			return dataModel;
	}
}

So, we have now a table that retrieves only the data the user wants to see, and the data is not retrieved multiple times. Fine!But then, what about sorting?? Let’s say that one of the columns we have in our table is length, meaning the length of the word in number of characters. What if I want to sort by this?You could do this as well. I assume you have a header in your table, giving the labels for each column. You can create a commandLink on each label, and if you press one of them you set that value into a property, for example “sortedBy” in the dataModelHandler.First, the link:

 			<t:column>
				<f:facet name="header">
					<t:commandLink id="sortBySomethingLink" value="myColumnLink">
						<t:updateActionListener property="#{myDataModelHandler.sortedBy}" value="theFieldNameIWantToSortOn"></t:updateActionListener>

					</t:commandLink>
				</f:facet>
				<h:outputText value="#{someObject.someValue}" />

			</t:column>

We see that this link updates the property sortedBy in the MyDataModelHandler with the value specified. In the phaseListener, when we call the createPagedDataModel, we now need to pass this property.In other words we modify the createPagedDataModel() method to add support for sorting. We have a new parameter called sortedBy, and use StringUtils to test whether we should bring this one into play or not. If it is null or “” (blank), we don’t sort. We could also keep the sortedBy parameter as a property in our PagedDataModelUtil, in this way we can have an ascending / descending functionality. If the sortedBy parameters equals the sortedBy property, we flip the ascending boolean, if not we sort ascending by default:


private String sortedByLast = "";
private boolean ascending = true;

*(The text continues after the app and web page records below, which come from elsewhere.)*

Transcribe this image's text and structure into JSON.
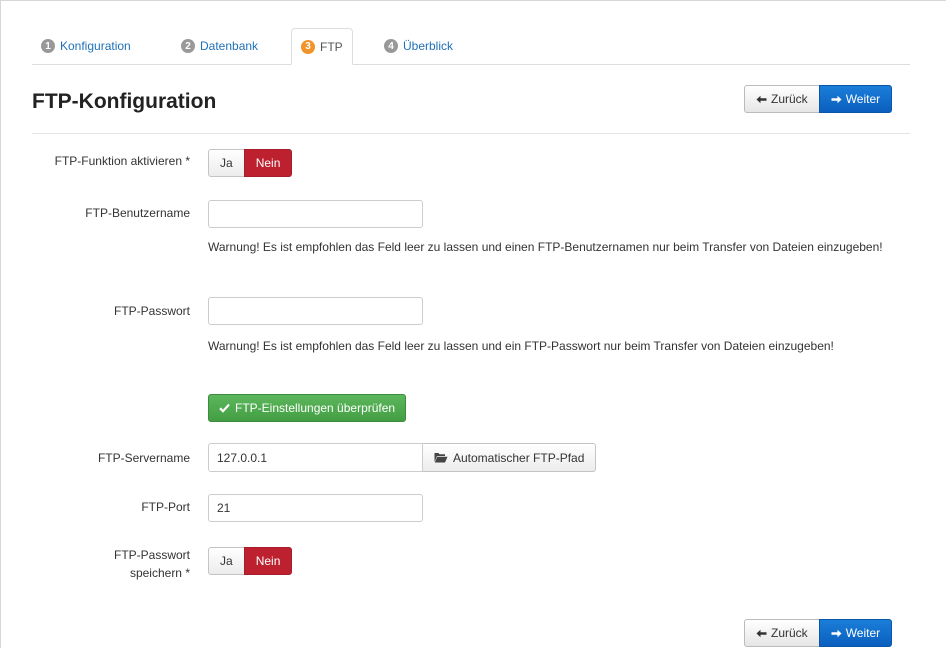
{
  "tabs": [
    {
      "num": "1",
      "label": "Konfiguration"
    },
    {
      "num": "2",
      "label": "Datenbank"
    },
    {
      "num": "3",
      "label": "FTP"
    },
    {
      "num": "4",
      "label": "Überblick"
    }
  ],
  "active_tab": "FTP",
  "header": {
    "title": "FTP-Konfiguration",
    "back_label": "Zurück",
    "next_label": "Weiter"
  },
  "form": {
    "ftp_enable": {
      "label": "FTP-Funktion aktivieren *",
      "yes": "Ja",
      "no": "Nein",
      "selected": "Nein"
    },
    "ftp_user": {
      "label": "FTP-Benutzername",
      "value": "",
      "warning": "Warnung! Es ist empfohlen das Feld leer zu lassen und einen FTP-Benutzernamen nur beim Transfer von Dateien einzugeben!"
    },
    "ftp_pass": {
      "label": "FTP-Passwort",
      "value": "",
      "warning": "Warnung! Es ist empfohlen das Feld leer zu lassen und ein FTP-Passwort nur beim Transfer von Dateien einzugeben!"
    },
    "check_button": "FTP-Einstellungen überprüfen",
    "ftp_host": {
      "label": "FTP-Servername",
      "value": "127.0.0.1",
      "auto_button": "Automatischer FTP-Pfad"
    },
    "ftp_port": {
      "label": "FTP-Port",
      "value": "21"
    },
    "ftp_save": {
      "label_line1": "FTP-Passwort",
      "label_line2": "speichern *",
      "yes": "Ja",
      "no": "Nein",
      "selected": "Nein"
    }
  },
  "footer": {
    "back_label": "Zurück",
    "next_label": "Weiter"
  },
  "colors": {
    "link": "#1f71b8",
    "active_badge": "#f0932b",
    "primary": "#0b5fbf",
    "danger": "#bd2130",
    "success": "#449d44"
  }
}
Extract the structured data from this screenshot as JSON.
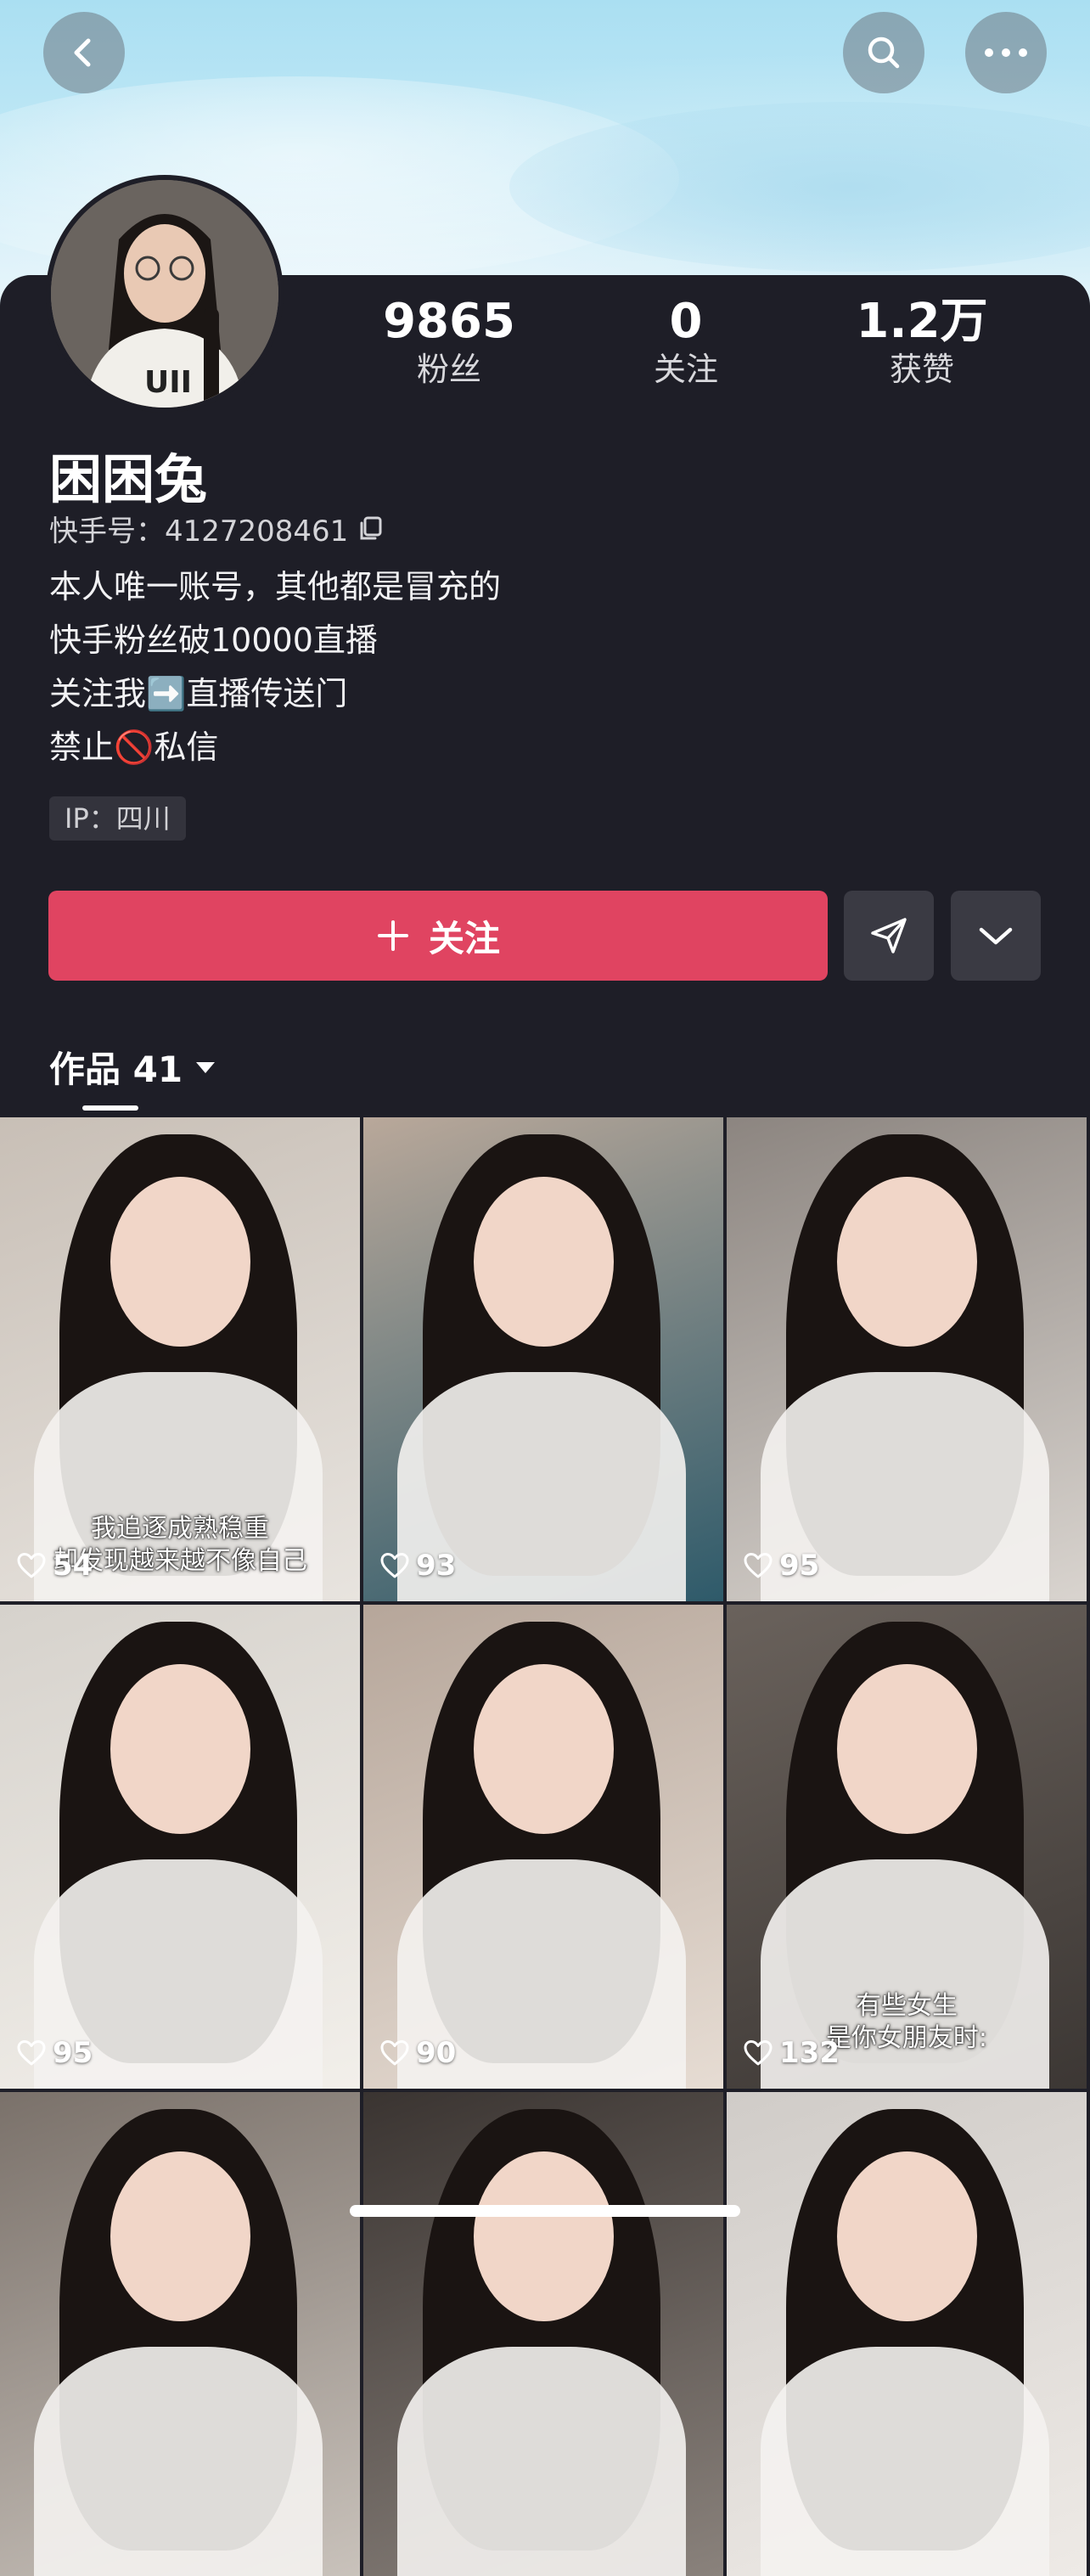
{
  "header": {
    "back_icon": "chevron-left-icon",
    "search_icon": "search-icon",
    "more_icon": "more-dots-icon"
  },
  "profile": {
    "name": "困困兔",
    "kuaishou_id_label": "快手号：4127208461",
    "copy_icon": "copy-icon",
    "stats": [
      {
        "value": "9865",
        "label": "粉丝"
      },
      {
        "value": "0",
        "label": "关注"
      },
      {
        "value": "1.2万",
        "label": "获赞"
      }
    ],
    "bio": [
      "本人唯一账号，其他都是冒充的",
      "快手粉丝破10000直播",
      "关注我➡️直播传送门",
      "禁止🚫私信"
    ],
    "ip": "IP：四川"
  },
  "actions": {
    "follow_label": "关注",
    "plus_icon": "plus-icon",
    "send_icon": "send-icon",
    "expand_icon": "chevron-down-icon",
    "follow_color": "#e04461"
  },
  "tabs": {
    "works_label": "作品 41",
    "dropdown_icon": "caret-down-icon"
  },
  "videos": [
    {
      "likes": "54",
      "caption": [
        "我追逐成熟稳重",
        "却发现越来越不像自己"
      ]
    },
    {
      "likes": "93",
      "caption": []
    },
    {
      "likes": "95",
      "caption": []
    },
    {
      "likes": "95",
      "caption": []
    },
    {
      "likes": "90",
      "caption": []
    },
    {
      "likes": "132",
      "caption": [
        "有些女生",
        "是你女朋友时:"
      ]
    },
    {
      "likes": "",
      "caption": []
    },
    {
      "likes": "",
      "caption": []
    },
    {
      "likes": "",
      "caption": []
    }
  ]
}
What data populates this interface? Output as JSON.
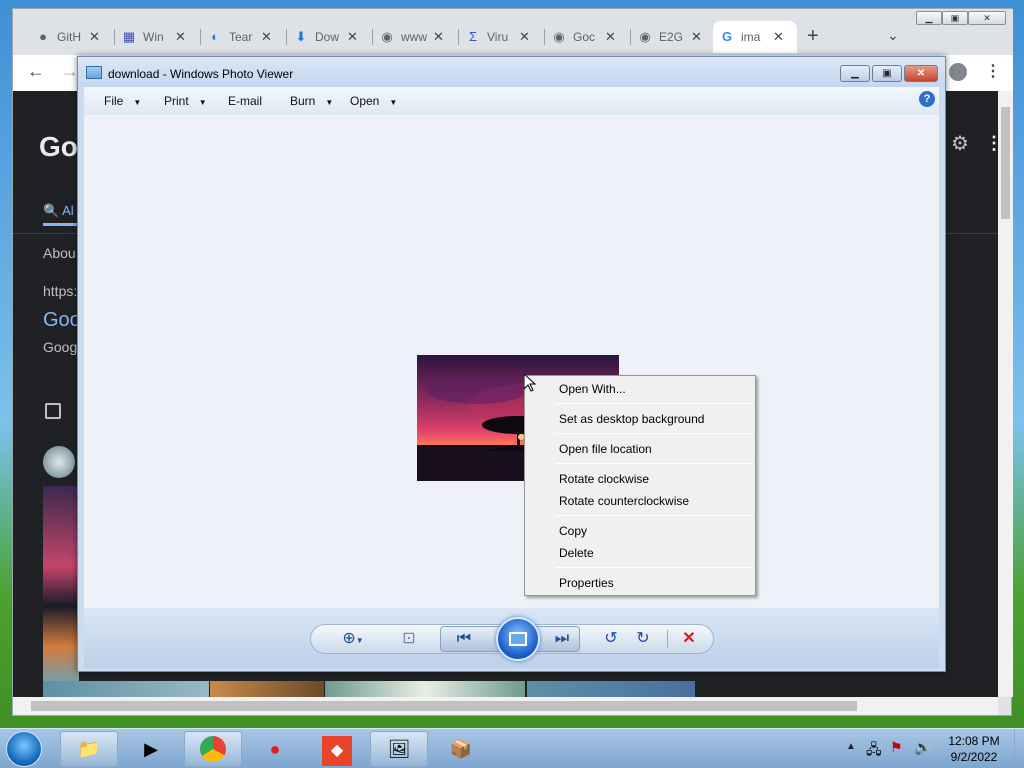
{
  "browser": {
    "tabs": [
      {
        "icon": "github-icon",
        "glyph": "●",
        "label": "GitH"
      },
      {
        "icon": "window-icon",
        "glyph": "▦",
        "label": "Win"
      },
      {
        "icon": "teams-icon",
        "glyph": "◐",
        "label": "Tear"
      },
      {
        "icon": "download-icon",
        "glyph": "⬇",
        "label": "Dow"
      },
      {
        "icon": "globe-icon",
        "glyph": "◉",
        "label": "www"
      },
      {
        "icon": "virustotal-icon",
        "glyph": "Σ",
        "label": "Viru"
      },
      {
        "icon": "globe-icon",
        "glyph": "◉",
        "label": "Goc"
      },
      {
        "icon": "globe-icon",
        "glyph": "◉",
        "label": "E2G"
      },
      {
        "icon": "google-icon",
        "glyph": "G",
        "label": "ima"
      }
    ],
    "new_tab": "+",
    "tab_dropdown": "⌄",
    "page": {
      "logo": "Go",
      "all_tab": "Al",
      "about": "Abou",
      "result_url": "https:",
      "result_title": "Goo",
      "result_snippet": "Goog"
    }
  },
  "photo_viewer": {
    "title": "download - Windows Photo Viewer",
    "menu": [
      "File",
      "Print",
      "E-mail",
      "Burn",
      "Open"
    ],
    "help": "?"
  },
  "context_menu": {
    "items": [
      "Open With...",
      "Set as desktop background",
      "Open file location",
      "Rotate clockwise",
      "Rotate counterclockwise",
      "Copy",
      "Delete",
      "Properties"
    ]
  },
  "taskbar": {
    "time": "12:08 PM",
    "date": "9/2/2022"
  },
  "colors": {
    "accent": "#1f4f98",
    "dark_page": "#202124",
    "close_red": "#c8442b"
  }
}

public PagedListDataModel createPagedDataModel(String selectedLetter, HtmlDataTable htmlDataTable, String sortedBy)
{
			int startPosition = htmlDataTable.getFirst();
			int dimensionToUse = htmlDataTable.getRows();
			int totalListSize = service.getTotalNumberOfHits(selectedLetter);

			List<Word> words = new ArrayList<Word>();
			if(StringUtils.isNotBlank(sortedBy))
			{
				if(sortedBy.equalsIgnoreCase(sortedByLast))
					ascending = !ascending;
				else
					ascending = true;

				words.addAll(service.getHitsSorted(selectedLetter, startPosition, dimensionToUse, sortedBy, ascending));
			}
			else
				words.addAll(service.getHits(selectedLetter, startPosition, dimensionToUse ));

			PagedListDataModel dataModel = new PagedListDataModel(words, totalListSize, dimensionToUse);
			return dataModel;
}

Of course, this puts the responsibility of sorting on the backend service. Somewhere we need to do the sorting. 🙂 If you use a database and have a high number of rows/items, this might be a performance issue. In my application I use Lucene (index), and even with a very high number of rows I don’t have any problems with performance. But doing the sorting in the backend and getting the first 25 items e.g. is anyway faster than retrieving all the items and then do sorting.Ok, that was all this time!

Advertisements